According to local Executive Chef, Daniel Dycke, from SoCal Restaurant the restaurant industry has a real need for trained and invested entry level staff.

“I’ve seen first hand how diversity can create a strong team,” said Dycke. “It’s been a rewarding experience to work with the students in the Kitchen Assistant program and I look forward to doing so again.”

A work study assistant from NIC works with both employers and students to troubleshoot or suggest accommodations that can make the placement even more successful. The accommodations support employers to create an inclusive workplace, and can be as simple as implementing a checklist or pictorial instructions. 

Several graduating students have been hired following their practicums. Each student has gained confidence, both in the workplace and their daily lives, said O’Donnell.

“NIC’s Accessible Learning programs prepare students for work in the food service industry and there’s also an Employment Transitions Program that places students in work experience practicums in a wide range of industries,” she said.

NIC thanks all the hosting employers from last year: Thrifty Foods, Real Canadian Superstore, Grey Dog Diner, Cedar St. Eats, Fifty Parallel Tap and Grill, White Spot Restaurants, Ricky’s Restaurants, Beachwood Café, local seniors’ centres and New Horizons Retirement Home. Local business interested in exploring how they can support and benefit from a diverse workforce can contact Talia Beltgens at Talia.Beltgens@nic.bc.ca.

Applications are open now. Students interested in participating in the program can contact Kathy O’Donnell at kathy.odonnell@nic.bc.ca  or 250-923-9774.

Learn more about the Employment Transition Kitchen Assistant Program by visiting www.nic.bc.ca/accessible-learning.

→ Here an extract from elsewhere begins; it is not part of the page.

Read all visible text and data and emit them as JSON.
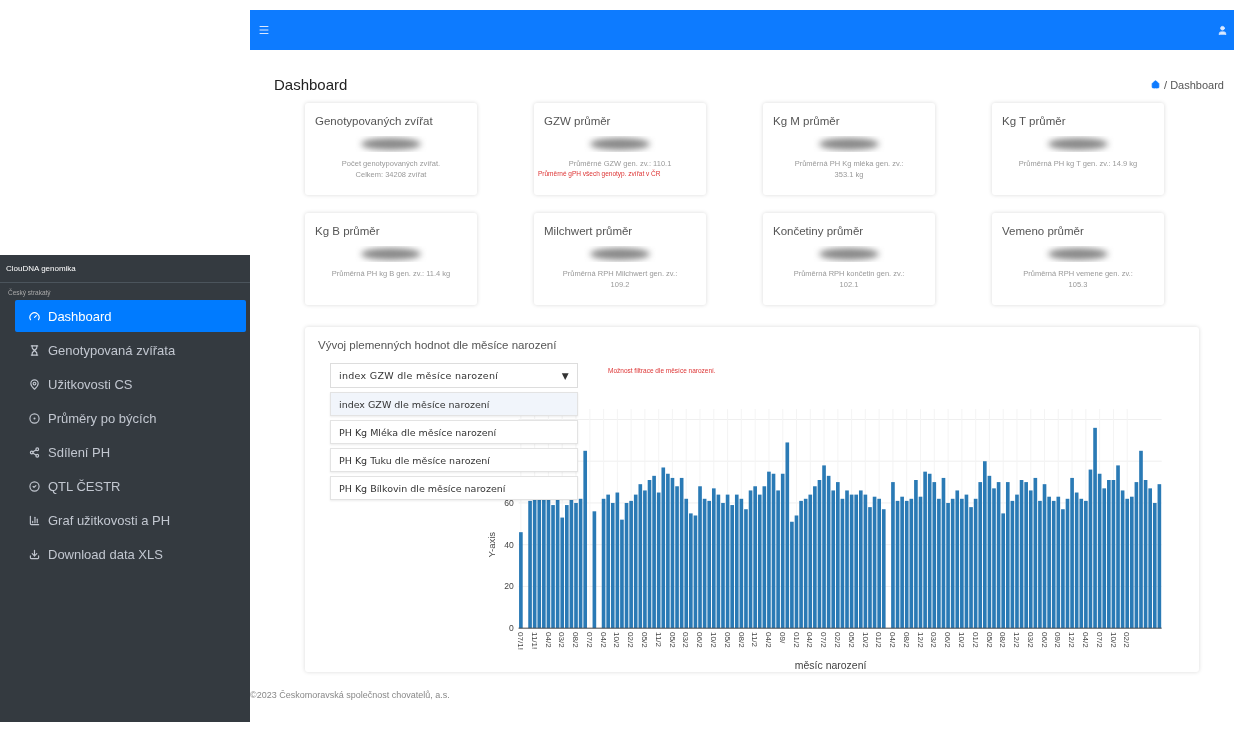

Media Contact
Elizabeth Young
Media Liaison, North Island College
250-334-5233

More on This Story

Read the Campbell River Mirrror's coverage of the Kitchen Assistant program.